===== ENTRIES SHOWN =====
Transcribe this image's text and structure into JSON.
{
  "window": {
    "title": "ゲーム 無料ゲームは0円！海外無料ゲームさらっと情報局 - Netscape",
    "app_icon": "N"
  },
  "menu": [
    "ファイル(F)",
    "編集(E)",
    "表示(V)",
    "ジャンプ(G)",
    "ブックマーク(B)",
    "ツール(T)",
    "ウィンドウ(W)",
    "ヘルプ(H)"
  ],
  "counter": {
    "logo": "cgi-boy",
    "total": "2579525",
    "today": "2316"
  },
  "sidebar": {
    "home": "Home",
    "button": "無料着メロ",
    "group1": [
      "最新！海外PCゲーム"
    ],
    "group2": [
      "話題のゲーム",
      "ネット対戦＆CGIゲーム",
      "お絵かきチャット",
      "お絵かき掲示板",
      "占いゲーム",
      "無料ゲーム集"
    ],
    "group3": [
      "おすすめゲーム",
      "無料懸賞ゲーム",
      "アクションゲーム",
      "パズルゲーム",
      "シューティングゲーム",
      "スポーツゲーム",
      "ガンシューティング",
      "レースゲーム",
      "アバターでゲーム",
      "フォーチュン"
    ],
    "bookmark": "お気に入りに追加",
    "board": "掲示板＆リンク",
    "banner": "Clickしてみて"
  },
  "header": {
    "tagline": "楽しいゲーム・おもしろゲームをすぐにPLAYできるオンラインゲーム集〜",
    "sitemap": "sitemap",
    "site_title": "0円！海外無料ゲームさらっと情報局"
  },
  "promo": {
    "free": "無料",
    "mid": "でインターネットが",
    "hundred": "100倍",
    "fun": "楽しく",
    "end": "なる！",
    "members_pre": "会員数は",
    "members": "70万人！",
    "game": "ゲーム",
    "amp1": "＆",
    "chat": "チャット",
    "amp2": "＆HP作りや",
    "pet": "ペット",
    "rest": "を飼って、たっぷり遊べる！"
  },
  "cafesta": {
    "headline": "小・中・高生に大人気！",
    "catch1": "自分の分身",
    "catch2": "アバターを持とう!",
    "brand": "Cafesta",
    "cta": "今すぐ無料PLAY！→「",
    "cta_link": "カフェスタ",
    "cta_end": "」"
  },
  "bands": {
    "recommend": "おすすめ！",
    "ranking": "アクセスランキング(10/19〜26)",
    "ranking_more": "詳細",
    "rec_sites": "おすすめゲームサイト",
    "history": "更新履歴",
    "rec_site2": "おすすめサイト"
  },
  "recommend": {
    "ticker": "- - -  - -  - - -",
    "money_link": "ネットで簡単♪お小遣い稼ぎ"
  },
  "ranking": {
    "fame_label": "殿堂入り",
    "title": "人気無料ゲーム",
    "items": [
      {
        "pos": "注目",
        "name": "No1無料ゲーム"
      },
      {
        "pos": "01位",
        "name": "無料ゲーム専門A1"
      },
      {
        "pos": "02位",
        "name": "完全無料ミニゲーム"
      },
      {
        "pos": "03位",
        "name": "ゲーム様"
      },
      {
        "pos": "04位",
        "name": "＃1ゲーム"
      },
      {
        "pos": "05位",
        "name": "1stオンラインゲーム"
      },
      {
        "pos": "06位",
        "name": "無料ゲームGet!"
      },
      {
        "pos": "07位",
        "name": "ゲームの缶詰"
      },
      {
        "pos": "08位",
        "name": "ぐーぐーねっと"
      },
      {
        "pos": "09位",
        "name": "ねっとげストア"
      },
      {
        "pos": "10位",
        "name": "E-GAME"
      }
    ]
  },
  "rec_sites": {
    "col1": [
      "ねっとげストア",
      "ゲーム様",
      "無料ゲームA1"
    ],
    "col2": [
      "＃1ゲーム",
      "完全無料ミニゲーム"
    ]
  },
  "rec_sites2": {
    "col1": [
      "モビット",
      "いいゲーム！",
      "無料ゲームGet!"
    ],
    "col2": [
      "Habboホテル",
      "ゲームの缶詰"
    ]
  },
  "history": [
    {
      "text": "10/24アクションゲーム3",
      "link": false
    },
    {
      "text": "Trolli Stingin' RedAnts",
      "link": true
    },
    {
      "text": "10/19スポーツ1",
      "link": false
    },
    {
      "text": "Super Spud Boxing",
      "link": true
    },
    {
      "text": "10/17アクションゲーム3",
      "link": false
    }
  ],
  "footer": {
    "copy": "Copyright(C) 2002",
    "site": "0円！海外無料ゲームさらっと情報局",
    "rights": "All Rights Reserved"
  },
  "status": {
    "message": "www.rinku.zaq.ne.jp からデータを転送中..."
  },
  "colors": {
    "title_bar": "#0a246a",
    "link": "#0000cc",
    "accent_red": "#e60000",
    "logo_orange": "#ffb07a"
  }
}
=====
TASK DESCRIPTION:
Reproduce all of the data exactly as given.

EXERCISE RESPONSE:
Transcribe this image's text and structure into JSON.
{
  "window": {
    "title": "ゲーム 無料ゲームは0円！海外無料ゲームさらっと情報局 - Netscape",
    "app_icon": "N"
  },
  "menu": [
    "ファイル(F)",
    "編集(E)",
    "表示(V)",
    "ジャンプ(G)",
    "ブックマーク(B)",
    "ツール(T)",
    "ウィンドウ(W)",
    "ヘルプ(H)"
  ],
  "counter": {
    "logo": "cgi-boy",
    "total": "2579525",
    "today": "2316"
  },
  "sidebar": {
    "home": "Home",
    "button": "無料着メロ",
    "group1": [
      "最新！海外PCゲーム"
    ],
    "group2": [
      "話題のゲーム",
      "ネット対戦＆CGIゲーム",
      "お絵かきチャット",
      "お絵かき掲示板",
      "占いゲーム",
      "無料ゲーム集"
    ],
    "group3": [
      "おすすめゲーム",
      "無料懸賞ゲーム",
      "アクションゲーム",
      "パズルゲーム",
      "シューティングゲーム",
      "スポーツゲーム",
      "ガンシューティング",
      "レースゲーム",
      "アバターでゲーム",
      "フォーチュン"
    ],
    "bookmark": "お気に入りに追加",
    "board": "掲示板＆リンク",
    "banner": "Clickしてみて"
  },
  "header": {
    "tagline": "楽しいゲーム・おもしろゲームをすぐにPLAYできるオンラインゲーム集〜",
    "sitemap": "sitemap",
    "site_title": "0円！海外無料ゲームさらっと情報局"
  },
  "promo": {
    "free": "無料",
    "mid": "でインターネットが",
    "hundred": "100倍",
    "fun": "楽しく",
    "end": "なる！",
    "members_pre": "会員数は",
    "members": "70万人！",
    "game": "ゲーム",
    "amp1": "＆",
    "chat": "チャット",
    "amp2": "＆HP作りや",
    "pet": "ペット",
    "rest": "を飼って、たっぷり遊べる！"
  },
  "cafesta": {
    "headline": "小・中・高生に大人気！",
    "catch1": "自分の分身",
    "catch2": "アバターを持とう!",
    "brand": "Cafesta",
    "cta": "今すぐ無料PLAY！→「",
    "cta_link": "カフェスタ",
    "cta_end": "」"
  },
  "bands": {
    "recommend": "おすすめ！",
    "ranking": "アクセスランキング(10/19〜26)",
    "ranking_more": "詳細",
    "rec_sites": "おすすめゲームサイト",
    "history": "更新履歴",
    "rec_site2": "おすすめサイト"
  },
  "recommend": {
    "ticker": "- - -  - -  - - -",
    "money_link": "ネットで簡単♪お小遣い稼ぎ"
  },
  "ranking": {
    "fame_label": "殿堂入り",
    "title": "人気無料ゲーム",
    "items": [
      {
        "pos": "注目",
        "name": "No1無料ゲーム"
      },
      {
        "pos": "01位",
        "name": "無料ゲーム専門A1"
      },
      {
        "pos": "02位",
        "name": "完全無料ミニゲーム"
      },
      {
        "pos": "03位",
        "name": "ゲーム様"
      },
      {
        "pos": "04位",
        "name": "＃1ゲーム"
      },
      {
        "pos": "05位",
        "name": "1stオンラインゲーム"
      },
      {
        "pos": "06位",
        "name": "無料ゲームGet!"
      },
      {
        "pos": "07位",
        "name": "ゲームの缶詰"
      },
      {
        "pos": "08位",
        "name": "ぐーぐーねっと"
      },
      {
        "pos": "09位",
        "name": "ねっとげストア"
      },
      {
        "pos": "10位",
        "name": "E-GAME"
      }
    ]
  },
  "rec_sites": {
    "col1": [
      "ねっとげストア",
      "ゲーム様",
      "無料ゲームA1"
    ],
    "col2": [
      "＃1ゲーム",
      "完全無料ミニゲーム"
    ]
  },
  "rec_sites2": {
    "col1": [
      "モビット",
      "いいゲーム！",
      "無料ゲームGet!"
    ],
    "col2": [
      "Habboホテル",
      "ゲームの缶詰"
    ]
  },
  "history": [
    {
      "text": "10/24アクションゲーム3",
      "link": false
    },
    {
      "text": "Trolli Stingin' RedAnts",
      "link": true
    },
    {
      "text": "10/19スポーツ1",
      "link": false
    },
    {
      "text": "Super Spud Boxing",
      "link": true
    },
    {
      "text": "10/17アクションゲーム3",
      "link": false
    }
  ],
  "footer": {
    "copy": "Copyright(C) 2002",
    "site": "0円！海外無料ゲームさらっと情報局",
    "rights": "All Rights Reserved"
  },
  "status": {
    "message": "www.rinku.zaq.ne.jp からデータを転送中..."
  },
  "colors": {
    "title_bar": "#0a246a",
    "link": "#0000cc",
    "accent_red": "#e60000",
    "logo_orange": "#ffb07a"
  }
}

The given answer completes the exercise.